Ferenc Nemeth – Triumph

Triumph has many meanings from the small things in our life to the most meaningful achievements. As we live our lives, we constantly affirm our aspirations as well as we overcoming obstacles. Triumph is a celebration of all that and more. The title of the CD represents Ferenc’s hopes for a future where individuals can reach their highest potentials and the collective mass of humanity work together as a unified hope.

Ferenc explains; “Triumph also represents my personal experiences, the many things that I’ve been through in my life. Coming from a small village (1000 people), moving out of my parents’ house at age 14, trying to practice and learn everything while everyone around me is trying to convince that by playing music I will not make a living, moving to a big city, learning to adjust to different communities, being bullied, fighting for my rights as an artist on my own and in a different country, getting recognized and being accepted as a foreigner, losing friends and family, going through hardships. All this and of course many beautiful things like meeting new people, new friends, mentors, traveling, see the world opening in front of you, loving and being loved, experiencing the many wonders that life gives us and celebrating life itself.”

Thematically the songs on Triumph are based around the many feelings and experiences that we as humans go through: Triumph, Purpose, Joy, Longing, Hope, Sorrow and Wishful Thinking. These songs were written over a long period of time and were not just put together for this project. So their true reflection has a timeless feeling.  Ferenc only wrote a song when he had a specific point of inspiration.  It is a true expression of a moment, captured in its truest form.  Ferenc is not able to just write for a commission. Instead, his compositional ideas and themes always come from an emotional center of his being and each song was written with the feeling that the title represents. Ferenc expands; “I am conscious and concerned about how we are progressing as human beings. Are we evolving? Are we getting better? These are some of the questions that I am trying to find answers for and hoping that with my music I can contribute to that fabric for a better future. “

The album was written more like a Symphony. The ending of one song is connective to the beginning of another; with well-placed interludes they blend into each other, forming a collective message as a whole.  “Triumph” the title track, is a textural journey of rhythmic complexities, call and answer conversations that exemplifies the ensemble’s ability to play off of each other.  “Purpose” gives a feeling of direction as the track uplifts the listener, propelled by Nemeth’s buoyant pulses, toggling between bop, free-bop and mainstream whereas “Joy” is a jubilant emotive piece that guitarist Lionel Loueke embellishes by vocally doubling his single note lines.  The quartet tears down walls, shifts strategies, and morphs anthem-like movements with soaring lines, and upbeat incursions.  On “Longing” Werner and Nemeth interact with sympathetic passages, then are joined by Redman and Loueke that all together create a broad temporal plane.  On the solo section, Werner displays clusters of introspective moments, while again Loueke and Redman, backed by Nemeth’s superb ability to listen and complement each moment, drives this heart wrenching composition to its fullest potential.

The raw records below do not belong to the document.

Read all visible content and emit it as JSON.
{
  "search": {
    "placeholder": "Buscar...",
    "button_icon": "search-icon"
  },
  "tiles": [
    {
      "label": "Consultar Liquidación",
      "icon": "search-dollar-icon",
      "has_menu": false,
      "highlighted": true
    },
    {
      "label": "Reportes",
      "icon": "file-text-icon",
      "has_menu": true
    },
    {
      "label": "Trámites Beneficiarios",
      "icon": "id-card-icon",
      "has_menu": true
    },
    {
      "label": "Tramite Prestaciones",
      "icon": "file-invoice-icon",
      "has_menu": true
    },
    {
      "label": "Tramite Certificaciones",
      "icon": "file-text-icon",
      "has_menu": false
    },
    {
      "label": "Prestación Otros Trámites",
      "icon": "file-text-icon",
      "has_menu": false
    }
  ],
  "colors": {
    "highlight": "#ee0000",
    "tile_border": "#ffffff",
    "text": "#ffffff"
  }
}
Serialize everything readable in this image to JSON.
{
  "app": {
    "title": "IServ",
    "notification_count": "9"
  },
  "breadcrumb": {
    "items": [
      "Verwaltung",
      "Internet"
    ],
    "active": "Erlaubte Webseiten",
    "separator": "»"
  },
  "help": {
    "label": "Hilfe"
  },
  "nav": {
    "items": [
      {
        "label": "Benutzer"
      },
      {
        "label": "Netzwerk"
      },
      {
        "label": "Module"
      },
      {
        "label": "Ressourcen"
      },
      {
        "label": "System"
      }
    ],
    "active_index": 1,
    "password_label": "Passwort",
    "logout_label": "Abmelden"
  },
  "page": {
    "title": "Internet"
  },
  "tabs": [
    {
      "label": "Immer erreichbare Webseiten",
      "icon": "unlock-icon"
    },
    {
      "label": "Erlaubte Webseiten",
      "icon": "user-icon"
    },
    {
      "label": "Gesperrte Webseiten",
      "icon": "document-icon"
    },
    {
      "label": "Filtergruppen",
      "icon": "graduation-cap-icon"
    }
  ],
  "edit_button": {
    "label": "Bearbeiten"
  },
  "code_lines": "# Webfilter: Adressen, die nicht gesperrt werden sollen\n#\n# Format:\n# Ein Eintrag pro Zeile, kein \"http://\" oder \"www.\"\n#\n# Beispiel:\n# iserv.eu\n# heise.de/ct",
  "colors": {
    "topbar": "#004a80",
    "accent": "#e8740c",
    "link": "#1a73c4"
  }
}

Continuing on the journey with “Hope,” based on a two motif theme, Werner begins by stating the first motif, melodic and simple in nature, which is followed by Loueke stating the second motif, which creates a rhythmically active counterpoint.  What is most interesting about this piece is how Nemeth creates full lower end sound with his bass drum and lower pitched floor toms.  Because this ensemble does not contain a bass player, the listener is able to hear the fine lower end work of drummer Nemeth.  “Sorrow” and “Wishful Thinking” is a somber, introspective piece treated with African rhythms and microtonal interludes, with either mystical qualities or executed via disparate tonal swashes. Guest vocalist Barbara Togander and Lionel Loueke add an instrumental vocal impression to the piece that tethers the two in a uniting sound. Redman and Werner create propelling undercurrent, working almost as one united mind.  Throughout the recording we hear the work of arranger/conductor Nicolas Sorin, and his excellent woodwind orchestrated and conducted contributions, but this particular piece is especially poignant.  Overall, this embodiment of compositions is a full-fledged global musical perspective, a conglomerate of beguiling propositions, meant to evoke the human spirit.

In addition, in 2011, Ferenc has launched an app at the Mac AppStore called “Drum School,” that is an educational tool, including over 300 drum grooves and hand exercises. This app is a rhythm library, an instructional DVD and a method book, all in one. (www.drumschoolapp.com)